*** Supplied data ***

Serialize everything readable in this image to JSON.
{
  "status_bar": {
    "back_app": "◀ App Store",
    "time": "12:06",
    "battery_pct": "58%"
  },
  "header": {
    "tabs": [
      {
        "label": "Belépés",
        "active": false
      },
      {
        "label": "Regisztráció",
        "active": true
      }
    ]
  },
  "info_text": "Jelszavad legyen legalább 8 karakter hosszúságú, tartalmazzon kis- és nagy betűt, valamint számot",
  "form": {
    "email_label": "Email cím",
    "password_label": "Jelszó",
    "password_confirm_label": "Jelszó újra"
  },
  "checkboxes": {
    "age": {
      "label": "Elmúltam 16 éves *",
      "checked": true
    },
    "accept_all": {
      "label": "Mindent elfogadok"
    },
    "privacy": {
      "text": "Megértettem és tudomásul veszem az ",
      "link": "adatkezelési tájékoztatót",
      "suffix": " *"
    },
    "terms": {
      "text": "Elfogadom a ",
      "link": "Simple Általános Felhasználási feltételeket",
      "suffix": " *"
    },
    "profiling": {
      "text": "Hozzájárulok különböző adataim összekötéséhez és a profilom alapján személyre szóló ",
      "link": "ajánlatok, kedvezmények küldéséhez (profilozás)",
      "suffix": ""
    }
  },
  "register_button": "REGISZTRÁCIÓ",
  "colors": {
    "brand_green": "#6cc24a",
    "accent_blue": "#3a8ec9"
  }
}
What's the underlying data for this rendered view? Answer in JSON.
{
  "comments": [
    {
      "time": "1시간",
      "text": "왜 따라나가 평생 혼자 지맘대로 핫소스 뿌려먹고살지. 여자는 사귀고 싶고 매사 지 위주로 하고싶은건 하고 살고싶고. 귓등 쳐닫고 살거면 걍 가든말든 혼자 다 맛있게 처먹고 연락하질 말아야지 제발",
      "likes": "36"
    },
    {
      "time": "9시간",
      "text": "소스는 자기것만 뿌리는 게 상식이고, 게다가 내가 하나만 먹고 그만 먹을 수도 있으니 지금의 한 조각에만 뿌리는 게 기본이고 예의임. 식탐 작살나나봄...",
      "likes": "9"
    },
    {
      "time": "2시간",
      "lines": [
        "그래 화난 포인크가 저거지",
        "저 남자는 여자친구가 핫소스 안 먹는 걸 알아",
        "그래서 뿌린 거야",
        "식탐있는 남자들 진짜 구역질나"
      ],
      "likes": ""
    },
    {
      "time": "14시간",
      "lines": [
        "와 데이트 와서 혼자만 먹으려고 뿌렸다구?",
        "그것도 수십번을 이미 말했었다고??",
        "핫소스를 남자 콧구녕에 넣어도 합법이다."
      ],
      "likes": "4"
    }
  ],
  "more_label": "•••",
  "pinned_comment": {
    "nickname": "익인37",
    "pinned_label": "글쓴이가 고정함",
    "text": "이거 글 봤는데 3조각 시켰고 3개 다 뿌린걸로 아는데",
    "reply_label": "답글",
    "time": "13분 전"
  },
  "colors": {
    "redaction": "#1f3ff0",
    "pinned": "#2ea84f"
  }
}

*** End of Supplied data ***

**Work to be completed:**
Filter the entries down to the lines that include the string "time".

**Output below:**
    "time": "12:06",
      "time": "1시간",
      "time": "9시간",
      "time": "2시간",
      "time": "14시간",
    "time": "13분 전"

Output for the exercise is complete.